Yet there are still plenty of upsides for law firms with an office. Yes, there is overhead—however, don’t underestimate the value of a physical space where attorneys and staff gather. While email, phone and videoconferencing do provide connections, we are social beings that rely on face-to-face interactions to feel secure and valued.
There’s also something to be said for the image of having an office. It conveys stability and permanence to clients that place a high value on such things. They know where you are and that you’re not going anywhere.
Think, too, about all the informal mentoring that occurs simply because partners pass associates in the halls or nod into their offices. So much institutional knowledge is transferred that way, almost unintentionally. That has benefits for strengthening firm morale, fostering connection and creating better lawyers to serve clients. Firms distinguish themselves based on their service, so that’s no small thing. Having a physical space also makes people feel less isolated and more part of a team—and everyone pulls in the same direction with the same goals.

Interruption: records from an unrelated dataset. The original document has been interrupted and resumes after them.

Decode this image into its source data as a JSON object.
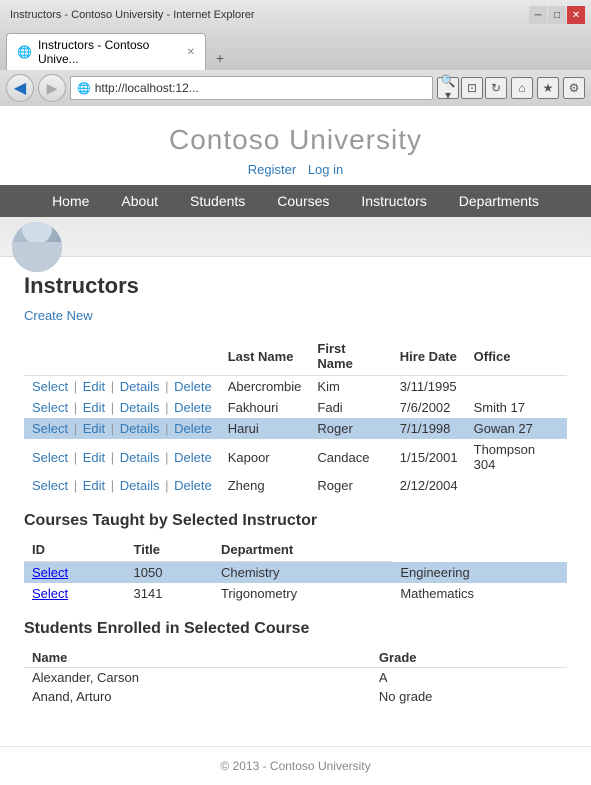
{
  "browser": {
    "back_icon": "◀",
    "forward_icon": "▶",
    "address": "http://localhost:12...",
    "search_icon": "🔍",
    "refresh_icon": "↻",
    "tab_label": "Instructors - Contoso Unive...",
    "tab_favicon": "🌐",
    "home_icon": "⌂",
    "star_icon": "★",
    "gear_icon": "⚙",
    "minimize": "─",
    "maximize": "□",
    "close": "✕",
    "pin_icon": "📌",
    "search2_icon": "▾",
    "compat_icon": "⊡",
    "tab_close": "✕"
  },
  "site": {
    "title": "Contoso University",
    "register_label": "Register",
    "login_label": "Log in"
  },
  "nav": {
    "items": [
      {
        "label": "Home"
      },
      {
        "label": "About"
      },
      {
        "label": "Students"
      },
      {
        "label": "Courses"
      },
      {
        "label": "Instructors"
      },
      {
        "label": "Departments"
      }
    ]
  },
  "page": {
    "heading": "Instructors",
    "create_new_label": "Create New"
  },
  "instructors_table": {
    "columns": [
      "",
      "Last Name",
      "First Name",
      "Hire Date",
      "Office"
    ],
    "rows": [
      {
        "actions": [
          "Select",
          "Edit",
          "Details",
          "Delete"
        ],
        "last_name": "Abercrombie",
        "first_name": "Kim",
        "hire_date": "3/11/1995",
        "office": "",
        "selected": false
      },
      {
        "actions": [
          "Select",
          "Edit",
          "Details",
          "Delete"
        ],
        "last_name": "Fakhouri",
        "first_name": "Fadi",
        "hire_date": "7/6/2002",
        "office": "Smith 17",
        "selected": false
      },
      {
        "actions": [
          "Select",
          "Edit",
          "Details",
          "Delete"
        ],
        "last_name": "Harui",
        "first_name": "Roger",
        "hire_date": "7/1/1998",
        "office": "Gowan 27",
        "selected": true
      },
      {
        "actions": [
          "Select",
          "Edit",
          "Details",
          "Delete"
        ],
        "last_name": "Kapoor",
        "first_name": "Candace",
        "hire_date": "1/15/2001",
        "office": "Thompson 304",
        "selected": false
      },
      {
        "actions": [
          "Select",
          "Edit",
          "Details",
          "Delete"
        ],
        "last_name": "Zheng",
        "first_name": "Roger",
        "hire_date": "2/12/2004",
        "office": "",
        "selected": false
      }
    ]
  },
  "courses_section": {
    "heading": "Courses Taught by Selected Instructor",
    "columns": [
      "ID",
      "Title",
      "Department"
    ],
    "rows": [
      {
        "id": "1050",
        "title": "Chemistry",
        "department": "Engineering",
        "selected": true
      },
      {
        "id": "3141",
        "title": "Trigonometry",
        "department": "Mathematics",
        "selected": false
      }
    ]
  },
  "students_section": {
    "heading": "Students Enrolled in Selected Course",
    "columns": [
      "Name",
      "Grade"
    ],
    "rows": [
      {
        "name": "Alexander, Carson",
        "grade": "A"
      },
      {
        "name": "Anand, Arturo",
        "grade": "No grade"
      }
    ]
  },
  "footer": {
    "text": "© 2013 - Contoso University"
  }
}
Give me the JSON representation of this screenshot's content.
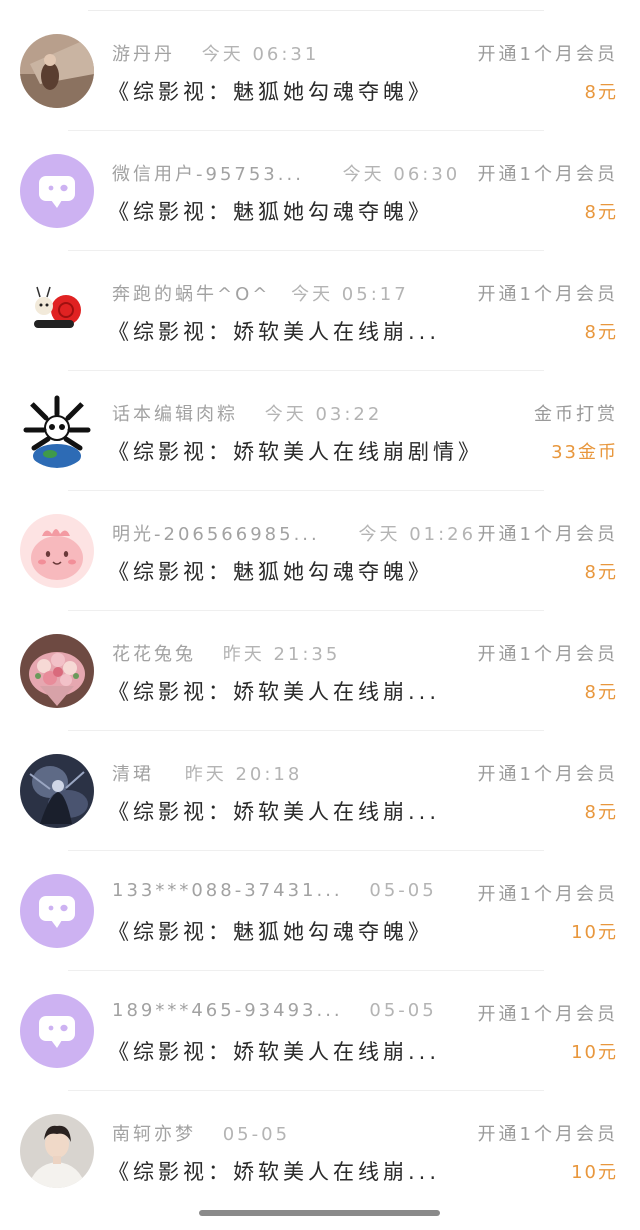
{
  "rows": [
    {
      "avatar": "photo-avatar",
      "name": "游丹丹",
      "time": "今天 06:31",
      "book": "《综影视：魅狐她勾魂夺魄》",
      "action": "开通1个月会员",
      "price": "8元"
    },
    {
      "avatar": "default-chat-avatar",
      "name": "微信用户-95753...",
      "time": "今天 06:30",
      "book": "《综影视：魅狐她勾魂夺魄》",
      "action": "开通1个月会员",
      "price": "8元"
    },
    {
      "avatar": "snail-avatar",
      "name": "奔跑的蜗牛^O^",
      "time": "今天 05:17",
      "book": "《综影视：娇软美人在线崩...",
      "action": "开通1个月会员",
      "price": "8元"
    },
    {
      "avatar": "panda-globe-avatar",
      "name": "话本编辑肉粽",
      "time": "今天 03:22",
      "book": "《综影视：娇软美人在线崩剧情》",
      "action": "金币打赏",
      "price": "33金币"
    },
    {
      "avatar": "pink-creature-avatar",
      "name": "明光-206566985...",
      "time": "今天 01:26",
      "book": "《综影视：魅狐她勾魂夺魄》",
      "action": "开通1个月会员",
      "price": "8元"
    },
    {
      "avatar": "flower-bouquet-avatar",
      "name": "花花兔兔",
      "time": "昨天 21:35",
      "book": "《综影视：娇软美人在线崩...",
      "action": "开通1个月会员",
      "price": "8元"
    },
    {
      "avatar": "dark-art-avatar",
      "name": "清珺",
      "time": "昨天 20:18",
      "book": "《综影视：娇软美人在线崩...",
      "action": "开通1个月会员",
      "price": "8元"
    },
    {
      "avatar": "default-chat-avatar",
      "name": "133***088-37431...",
      "time": "05-05",
      "book": "《综影视：魅狐她勾魂夺魄》",
      "action": "开通1个月会员",
      "price": "10元"
    },
    {
      "avatar": "default-chat-avatar",
      "name": "189***465-93493...",
      "time": "05-05",
      "book": "《综影视：娇软美人在线崩...",
      "action": "开通1个月会员",
      "price": "10元"
    },
    {
      "avatar": "portrait-avatar",
      "name": "南轲亦梦",
      "time": "05-05",
      "book": "《综影视：娇软美人在线崩...",
      "action": "开通1个月会员",
      "price": "10元"
    }
  ],
  "colors": {
    "price": "#e8973d",
    "meta": "#a2a2a2",
    "book": "#2a2a2a",
    "default_avatar_bg": "#cdb2f2"
  }
}
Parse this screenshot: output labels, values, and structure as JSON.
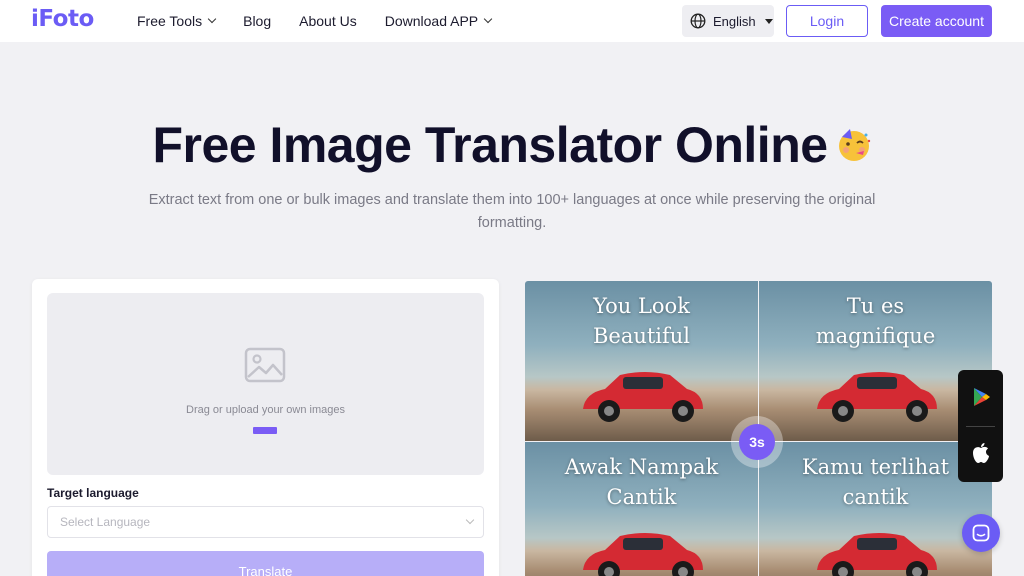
{
  "header": {
    "logo": "iFoto",
    "nav": [
      {
        "label": "Free Tools",
        "has_dropdown": true
      },
      {
        "label": "Blog",
        "has_dropdown": false
      },
      {
        "label": "About Us",
        "has_dropdown": false
      },
      {
        "label": "Download APP",
        "has_dropdown": true
      }
    ],
    "language": "English",
    "login_label": "Login",
    "create_account_label": "Create account"
  },
  "hero": {
    "title": "Free Image Translator Online",
    "subtitle": "Extract text from one or bulk images and translate them into 100+ languages at once while preserving the original formatting."
  },
  "uploader": {
    "drop_text": "Drag or upload your own images",
    "target_label": "Target language",
    "select_placeholder": "Select Language",
    "translate_label": "Translate"
  },
  "preview": {
    "tiles": [
      {
        "caption_line1": "You Look",
        "caption_line2": "Beautiful"
      },
      {
        "caption_line1": "Tu es",
        "caption_line2": "magnifique"
      },
      {
        "caption_line1": "Awak Nampak",
        "caption_line2": "Cantik"
      },
      {
        "caption_line1": "Kamu terlihat",
        "caption_line2": "cantik"
      }
    ],
    "timer": "3s"
  },
  "colors": {
    "accent": "#7a5cf5",
    "accent_light": "#b7aef8",
    "background": "#f1f1f4"
  },
  "icons": [
    "globe-icon",
    "chevron-down-icon",
    "image-placeholder-icon",
    "google-play-icon",
    "apple-icon",
    "chat-icon",
    "party-face-emoji"
  ]
}
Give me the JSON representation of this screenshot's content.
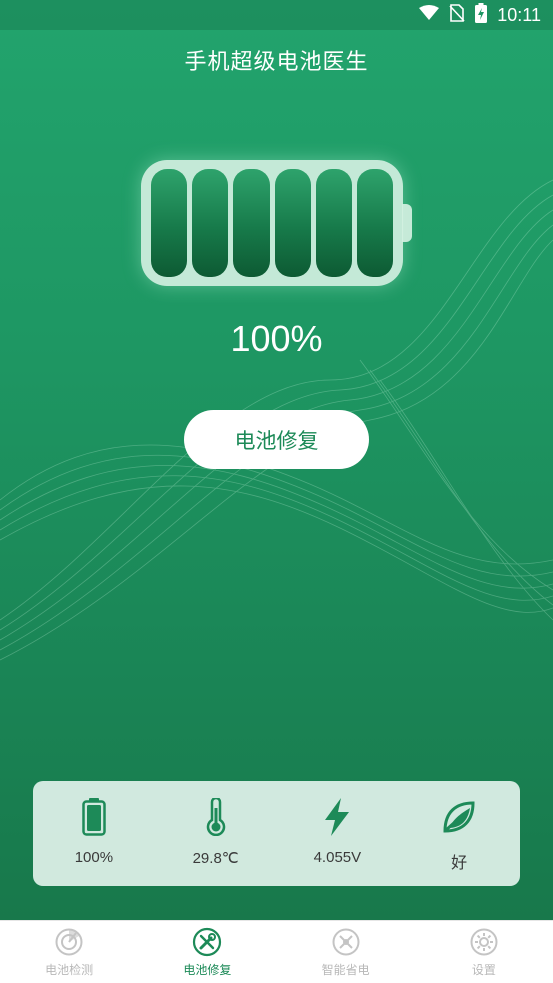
{
  "status_bar": {
    "time": "10:11",
    "icons": [
      "wifi-icon",
      "no-sim-icon",
      "battery-charging-icon"
    ]
  },
  "header": {
    "title": "手机超级电池医生"
  },
  "battery": {
    "level_percent": 100,
    "cells_filled": 6,
    "cells_total": 6,
    "percent_text": "100%"
  },
  "actions": {
    "repair_label": "电池修复"
  },
  "info": {
    "items": [
      {
        "icon": "battery-level-icon",
        "value": "100%"
      },
      {
        "icon": "thermometer-icon",
        "value": "29.8℃"
      },
      {
        "icon": "lightning-icon",
        "value": "4.055V"
      },
      {
        "icon": "leaf-health-icon",
        "value": "好"
      }
    ]
  },
  "nav": {
    "active_index": 1,
    "items": [
      {
        "label": "电池检测",
        "icon": "radar-icon"
      },
      {
        "label": "电池修复",
        "icon": "repair-tools-icon"
      },
      {
        "label": "智能省电",
        "icon": "power-save-icon"
      },
      {
        "label": "设置",
        "icon": "settings-gear-icon"
      }
    ]
  },
  "colors": {
    "accent": "#1d8a58",
    "background_top": "#22a46d",
    "background_bottom": "#177548",
    "inactive_nav": "#b8b8b8"
  }
}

There are definitely pros and cons to both ways of operating a law firm. On the surface, virtual may seem better, particularly from a financial point of view. But firms that ignore the intangible benefits of having people work together in the same space may do so at their peril.
But does it actually have to be a choice between one or the other, with no middle ground? Not really—there are plenty of ways to reap the benefits of both setups.
For example, a firm may maintain a physical office for its attorneys and select employees, while relying on a virtual back-office team to handle day-to-day stuff like operational needs, conflict checks, billing and invoicing.
Others have adopted the “hoteling” concept in which they maintain a small number of offices for a large number of attorneys. Nobody has an assigned office. Lawyers and staff reserve them in advance for when they want to be there. Often times, firms that have moved to this structure looked at how much of their office space was vacant every day and decided they could reduce the square footage and still provide a place for people to go to work.